## WORK REQUEST
Pick every line out of the entries below that holds the string "icon", and report them.

Records from a data collection
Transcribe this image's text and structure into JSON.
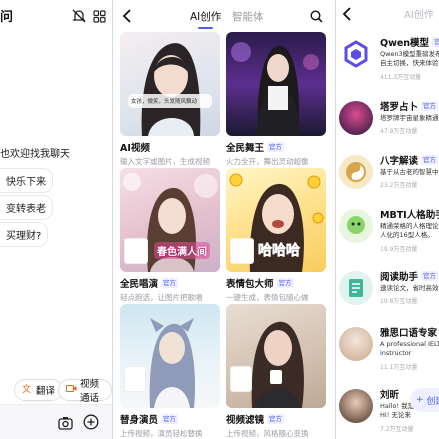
{
  "left_panel": {
    "title": "问",
    "bubbles": [
      "快乐下来",
      "变转表老",
      "买理财?"
    ],
    "greeting": "也欢迎找我聊天",
    "chips": [
      {
        "label": "翻译",
        "icon": "translate-icon"
      },
      {
        "label": "视频通话",
        "icon": "video-call-icon"
      }
    ]
  },
  "mid_panel": {
    "tabs": [
      "AI创作",
      "智能体"
    ],
    "cards": [
      {
        "name": "AI视频",
        "badge": "",
        "desc": "输入文字或图片，生成视频",
        "overlay": "女孩，微笑，头发随风飘动"
      },
      {
        "name": "全民舞王",
        "badge": "官方",
        "desc": "火力全开，舞出灵动超像",
        "overlay": ""
      },
      {
        "name": "全民唱演",
        "badge": "官方",
        "desc": "轻点跑选，让图片把歌唱",
        "overlay": "春色满人间"
      },
      {
        "name": "表情包大师",
        "badge": "官方",
        "desc": "一键生成，表情包随心做",
        "overlay": "哈哈哈"
      },
      {
        "name": "替身演员",
        "badge": "官方",
        "desc": "上传视频，演员轻松替换",
        "overlay": ""
      },
      {
        "name": "视频滤镜",
        "badge": "官方",
        "desc": "上传视频，风格随心变换",
        "overlay": ""
      }
    ]
  },
  "right_panel": {
    "tab": "AI创作",
    "items": [
      {
        "name": "Qwen模型",
        "badge": "官方",
        "desc": [
          "Qwen3模型重磅发布",
          "自主切换，快来体验"
        ],
        "stat": "411.3万互动量"
      },
      {
        "name": "塔罗占卜",
        "badge": "官方",
        "desc": [
          "塔罗牌宇宙星象精通"
        ],
        "stat": "47.9万互动量"
      },
      {
        "name": "八字解读",
        "badge": "官方",
        "desc": [
          "基于从古老的智慧中"
        ],
        "stat": "23.2万互动量"
      },
      {
        "name": "MBTI人格助手",
        "badge": "",
        "desc": [
          "精通荣格的人格理论",
          "人化的16型人格。"
        ],
        "stat": "19.9万互动量"
      },
      {
        "name": "阅读助手",
        "badge": "官方",
        "desc": [
          "速读论文，省时高效"
        ],
        "stat": "19.8万互动量"
      },
      {
        "name": "雅思口语专家",
        "badge": "",
        "desc": [
          "A professional IELTS",
          "instructor"
        ],
        "stat": "11.1万互动量"
      },
      {
        "name": "刘昕",
        "badge": "",
        "desc": [
          "Hallo! 我是刘",
          "Hi! 无论来"
        ],
        "stat": "7.2万互动量"
      }
    ],
    "create_label": "创建"
  }
}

## TASK RESULT
        "icon": "translate-icon"
        "icon": "video-call-icon"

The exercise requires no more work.